The Young Scholars Academy is funded in part through a gift to ASU from Gary K. Herberger.

“I believe our society has a duty to provide gifted young people with educational settings that challenge them, nurture them, and help them reach their personal goals,” Herberger said. “I’m extremely pleased to see the Young Scholars Academy taking shape through the work of a group of dedicated, innovative educators at ASU. The academy will be a place where tomorrow’s leaders grow and develop intellectually, socially and emotionally.”

The academy’s curriculum will feature individualized, experiential learning with emphasis on digital tools and resources. The ratio of students to teachers will be approximately ten to one. Students in their first year will have classroom visits from ASU professors, laboratory experiences, and group field trips to local businesses. During the second year, students choose three areas of interest to explore and sit in on ASU courses related to these areas.

The focus on interest areas continues through the following three years of the curriculum, as students write annotated bibliographies and conduct independent study under the guidance of an expert in their selected field, and ultimately complete a research project and conference presentation.

“Gifted kids are significantly different from their age peers,” said Kimberly Lansdowne, executive director of the Young Scholars Academy. Lansdowne previously served as director of gifted education for the Scottsdale Unified School District. She possesses nearly 30 years of experience as a classroom teacher, gifted teacher, gifted program director, and university professor.
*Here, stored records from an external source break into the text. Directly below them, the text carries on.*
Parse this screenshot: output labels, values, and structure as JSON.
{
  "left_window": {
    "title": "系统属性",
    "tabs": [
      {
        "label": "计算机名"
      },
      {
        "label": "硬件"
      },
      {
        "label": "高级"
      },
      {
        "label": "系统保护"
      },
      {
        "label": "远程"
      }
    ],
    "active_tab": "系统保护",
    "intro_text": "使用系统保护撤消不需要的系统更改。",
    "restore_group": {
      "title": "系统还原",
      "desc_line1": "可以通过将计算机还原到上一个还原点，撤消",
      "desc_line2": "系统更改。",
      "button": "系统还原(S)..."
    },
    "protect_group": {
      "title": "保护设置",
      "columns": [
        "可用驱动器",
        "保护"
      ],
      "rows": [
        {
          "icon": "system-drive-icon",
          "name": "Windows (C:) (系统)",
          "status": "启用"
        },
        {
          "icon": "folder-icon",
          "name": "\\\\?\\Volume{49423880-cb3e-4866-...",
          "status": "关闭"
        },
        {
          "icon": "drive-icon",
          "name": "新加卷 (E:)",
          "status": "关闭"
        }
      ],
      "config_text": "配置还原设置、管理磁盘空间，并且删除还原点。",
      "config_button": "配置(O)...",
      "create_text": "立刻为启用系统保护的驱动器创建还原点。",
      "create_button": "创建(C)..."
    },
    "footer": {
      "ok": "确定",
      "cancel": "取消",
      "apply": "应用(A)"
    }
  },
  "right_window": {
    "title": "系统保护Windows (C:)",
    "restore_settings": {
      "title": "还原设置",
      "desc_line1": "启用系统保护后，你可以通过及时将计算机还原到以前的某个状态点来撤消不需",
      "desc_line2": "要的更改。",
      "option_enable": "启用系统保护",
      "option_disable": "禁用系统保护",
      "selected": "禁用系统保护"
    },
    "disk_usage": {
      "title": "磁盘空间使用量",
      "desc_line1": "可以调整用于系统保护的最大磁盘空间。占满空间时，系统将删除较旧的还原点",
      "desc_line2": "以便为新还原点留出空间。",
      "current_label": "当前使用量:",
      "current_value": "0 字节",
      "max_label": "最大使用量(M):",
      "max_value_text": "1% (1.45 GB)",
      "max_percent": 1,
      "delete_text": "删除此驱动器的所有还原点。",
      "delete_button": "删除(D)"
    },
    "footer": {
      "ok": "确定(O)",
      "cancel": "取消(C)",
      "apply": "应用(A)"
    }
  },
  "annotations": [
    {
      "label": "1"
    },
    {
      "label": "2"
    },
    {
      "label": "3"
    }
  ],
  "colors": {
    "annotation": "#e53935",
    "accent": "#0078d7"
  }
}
Lansdowne was a longtime board member of the Arizona Association for the Gifted and Talented (AAGT) and currently is an active member of the National Association for Gifted Children (NAGC) Diversity and Equity Committee.

“Because they are able to learn two to three years beyond grade level standards, being in a traditional classroom may lead gifted students to experience boredom, depression and loneliness,” Lansdowne said. “The Herberger Academy’s rigorous situational learning environment will challenge highly able students who are invested in learning. The support of their families also will be crucial to their success in the academy.”
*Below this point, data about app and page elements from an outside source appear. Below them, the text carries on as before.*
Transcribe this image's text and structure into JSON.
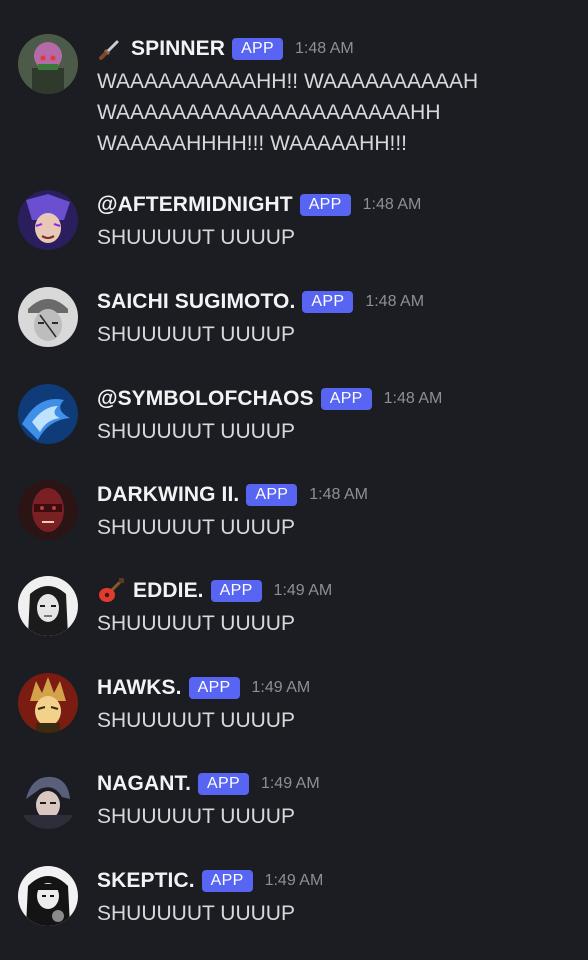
{
  "messages": [
    {
      "username": "SPINNER",
      "badge": "APP",
      "time": "1:48 AM",
      "emoji": "dagger-emoji",
      "lines": [
        "WAAAAAAAAAAHH!! WAAAAAAAAAAH",
        "WAAAAAAAAAAAAAAAAAAAAAHH",
        "WAAAAAHHHH!!! WAAAAAHH!!!"
      ],
      "avatar_colors": [
        "#4c5a4a",
        "#b46aa6",
        "#2f3a2c"
      ]
    },
    {
      "username": "@AFTERMIDNIGHT",
      "badge": "APP",
      "time": "1:48 AM",
      "lines": [
        "SHUUUUUT UUUUP"
      ],
      "avatar_colors": [
        "#2a1f5c",
        "#6b4fd1",
        "#e8c9b8"
      ]
    },
    {
      "username": "SAICHI SUGIMOTO.",
      "badge": "APP",
      "time": "1:48 AM",
      "lines": [
        "SHUUUUUT UUUUP"
      ],
      "avatar_colors": [
        "#d9d9d9",
        "#6a6a6a",
        "#2b2b2b"
      ]
    },
    {
      "username": "@SYMBOLOFCHAOS",
      "badge": "APP",
      "time": "1:48 AM",
      "lines": [
        "SHUUUUUT UUUUP"
      ],
      "avatar_colors": [
        "#0f3b78",
        "#3f8fe8",
        "#bfe3ff"
      ]
    },
    {
      "username": "DARKWING II.",
      "badge": "APP",
      "time": "1:48 AM",
      "lines": [
        "SHUUUUUT UUUUP"
      ],
      "avatar_colors": [
        "#2a1414",
        "#7a1f24",
        "#c23a3a"
      ]
    },
    {
      "username": "EDDIE.",
      "badge": "APP",
      "time": "1:49 AM",
      "emoji": "guitar-emoji",
      "lines": [
        "SHUUUUUT UUUUP"
      ],
      "avatar_colors": [
        "#f0f0f0",
        "#1b1b1b",
        "#777777"
      ]
    },
    {
      "username": "HAWKS.",
      "badge": "APP",
      "time": "1:49 AM",
      "lines": [
        "SHUUUUUT UUUUP"
      ],
      "avatar_colors": [
        "#7a1c12",
        "#d4a24a",
        "#f2d28a"
      ]
    },
    {
      "username": "NAGANT.",
      "badge": "APP",
      "time": "1:49 AM",
      "lines": [
        "SHUUUUUT UUUUP"
      ],
      "avatar_colors": [
        "#1c1c24",
        "#5a5f7a",
        "#d9c7c0"
      ]
    },
    {
      "username": "SKEPTIC.",
      "badge": "APP",
      "time": "1:49 AM",
      "lines": [
        "SHUUUUUT UUUUP"
      ],
      "avatar_colors": [
        "#f2f2f2",
        "#141414",
        "#8a8a8a"
      ]
    }
  ],
  "colors": {
    "background": "#1c1d22",
    "app_badge": "#5865f2",
    "username": "#f2f3f5",
    "timestamp": "#8d8f98"
  }
}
Educational programming at the Young Scholars Academy will move at a rapid pace. The first year covers the equivalent of seventh and eighth grades; the second year covers ninth and 10th grade curricula; and the third year is the equivalent of the junior and senior years of high school. Students will take appropriate Advanced Placement assessments.

During the fourth and fifth years of the program, students will be doing university work through ASU’s New College of Interdisciplinary Arts and Sciences, based on the West campus. New College’s curriculum for university freshmen and sophomores emphasizes the integration of knowledge within and across disciplinary boundaries, helping students discover how forms of knowledge interrelate to produce meaningful solutions to today’s challenges.

When they complete the academy curriculum at age 17, students will be prepared to apply to continue their studies in any degree program on any ASU campus. They also may wish to augment their studies through Barrett, the Honors College, which is active on all campuses.

The cost of ASU tuition, fees and books is covered through the Young Scholars Academy’s $7,500 annual tuition cost. Scholarships are available for students whose families demonstrate financial need.

The Gary K. Herberger Young Scholars Academy is a private school operated under the auspices of University Public Schools, Inc., a nonprofit organization that works in collaboration with ASU to increase student achievement through innovation in K-12 schools.

For families interested in learning more about the academy, the following 90-minute information sessions are scheduled:

• 10 a.m., Saturday, Jan. 22, West campus, CLCC Building, Room 299;
• 6 p.m., Wednesday, Feb. 2, Tempe campus, EDC Building, Room 117;
• 10 a.m., Saturday, Feb. 26, Downtown Phoenix campus, MERCC Building, Room C103;
• 6 p.m., Wednesday, March 2, West campus, CLCC Building, Room 299;
• 10 a.m., Saturday, March 12, Polytechnic campus, PICHO Building, Room 150.

For additional information, including admission criteria for prospective students, visit">">, email herbergeracademy">">, or call (602) 543-8274.